WORK REQUEST » Down to the last line, write out the entries below exactly and omit all pictures.

Data excerpts:
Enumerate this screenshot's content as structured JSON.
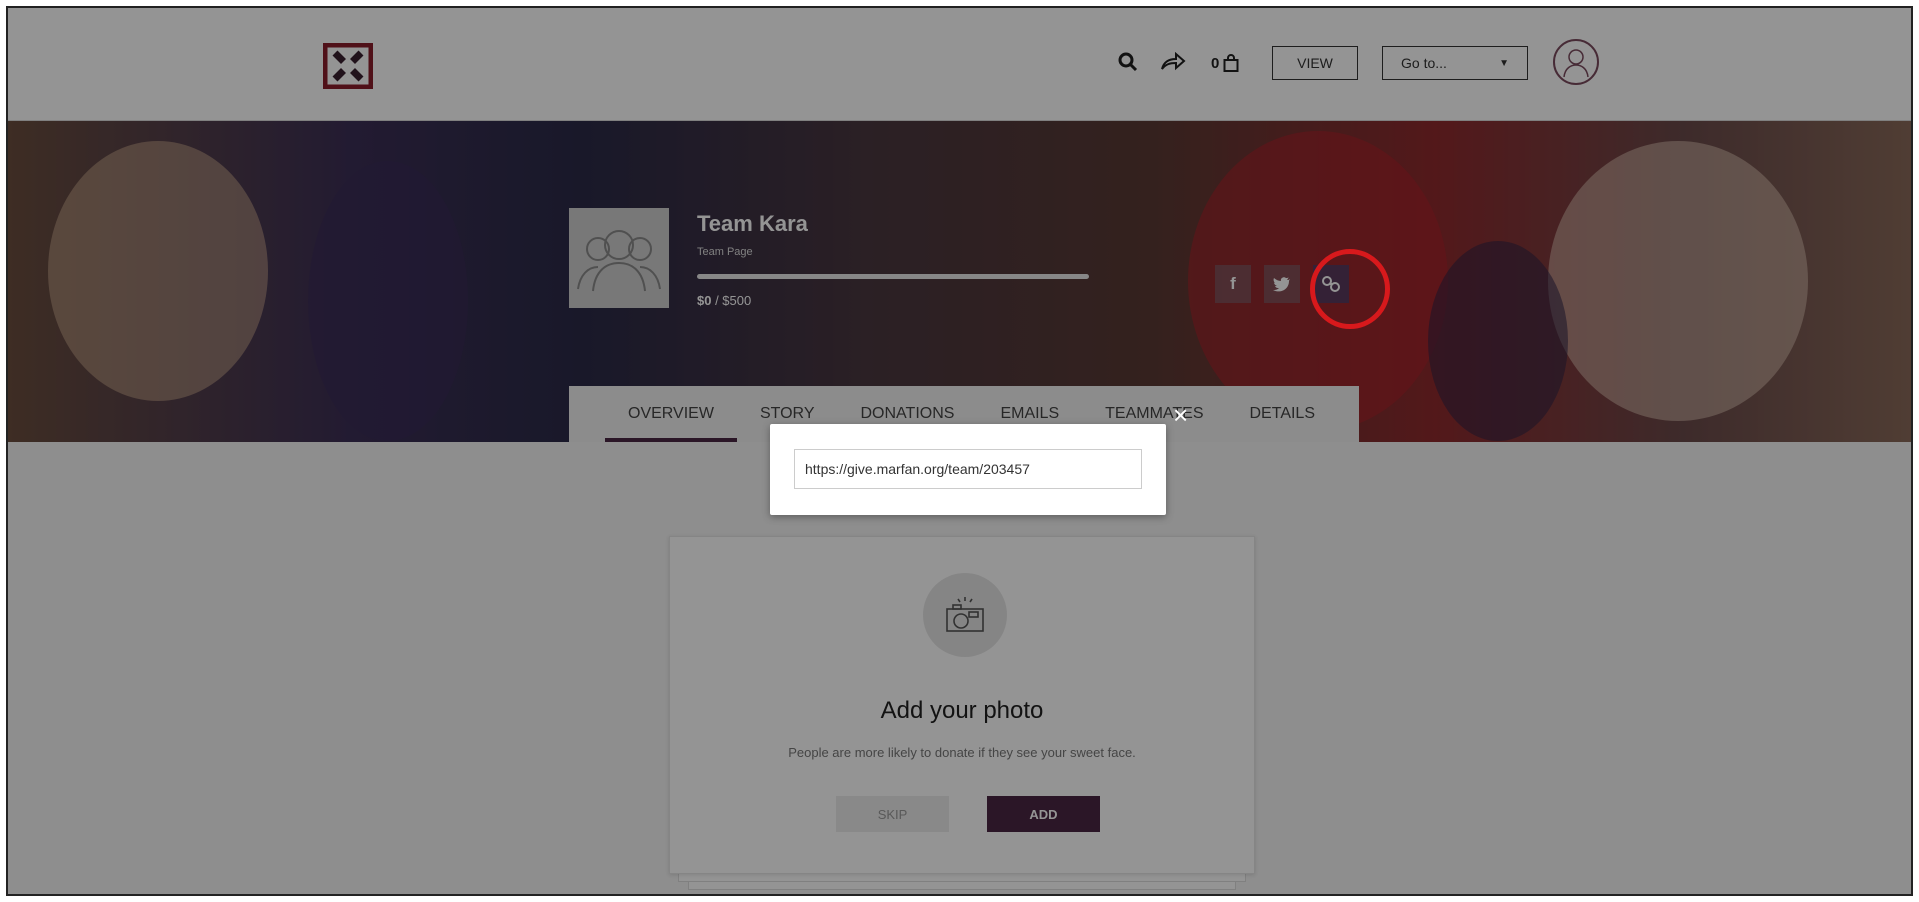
{
  "header": {
    "cart_count": "0",
    "view_label": "VIEW",
    "goto_label": "Go to...",
    "icons": [
      "logo",
      "search-icon",
      "share-icon",
      "bag-icon",
      "caret-down-icon",
      "avatar-icon"
    ]
  },
  "team": {
    "name": "Team Kara",
    "subtitle": "Team Page",
    "amount_raised": "$0",
    "goal_label": " / $500",
    "progress_fraction": 0
  },
  "social": {
    "facebook": "f",
    "twitter": "t",
    "link": "link"
  },
  "tabs": [
    {
      "label": "OVERVIEW",
      "active": true
    },
    {
      "label": "STORY",
      "active": false
    },
    {
      "label": "DONATIONS",
      "active": false
    },
    {
      "label": "EMAILS",
      "active": false
    },
    {
      "label": "TEAMMATES",
      "active": false
    },
    {
      "label": "DETAILS",
      "active": false
    }
  ],
  "modal": {
    "url": "https://give.marfan.org/team/203457",
    "close_symbol": "×"
  },
  "card": {
    "title": "Add your photo",
    "description": "People are more likely to donate if they see your sweet face.",
    "skip_label": "SKIP",
    "add_label": "ADD"
  },
  "colors": {
    "brand": "#4b2744",
    "highlight": "#d7191c"
  }
}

RESULT »
Enumerate this screenshot's content as structured JSON.
{
  "header": {
    "cart_count": "0",
    "view_label": "VIEW",
    "goto_label": "Go to...",
    "icons": [
      "logo",
      "search-icon",
      "share-icon",
      "bag-icon",
      "caret-down-icon",
      "avatar-icon"
    ]
  },
  "team": {
    "name": "Team Kara",
    "subtitle": "Team Page",
    "amount_raised": "$0",
    "goal_label": " / $500",
    "progress_fraction": 0
  },
  "social": {
    "facebook": "f",
    "twitter": "t",
    "link": "link"
  },
  "tabs": [
    {
      "label": "OVERVIEW",
      "active": true
    },
    {
      "label": "STORY",
      "active": false
    },
    {
      "label": "DONATIONS",
      "active": false
    },
    {
      "label": "EMAILS",
      "active": false
    },
    {
      "label": "TEAMMATES",
      "active": false
    },
    {
      "label": "DETAILS",
      "active": false
    }
  ],
  "modal": {
    "url": "https://give.marfan.org/team/203457",
    "close_symbol": "×"
  },
  "card": {
    "title": "Add your photo",
    "description": "People are more likely to donate if they see your sweet face.",
    "skip_label": "SKIP",
    "add_label": "ADD"
  },
  "colors": {
    "brand": "#4b2744",
    "highlight": "#d7191c"
  }
}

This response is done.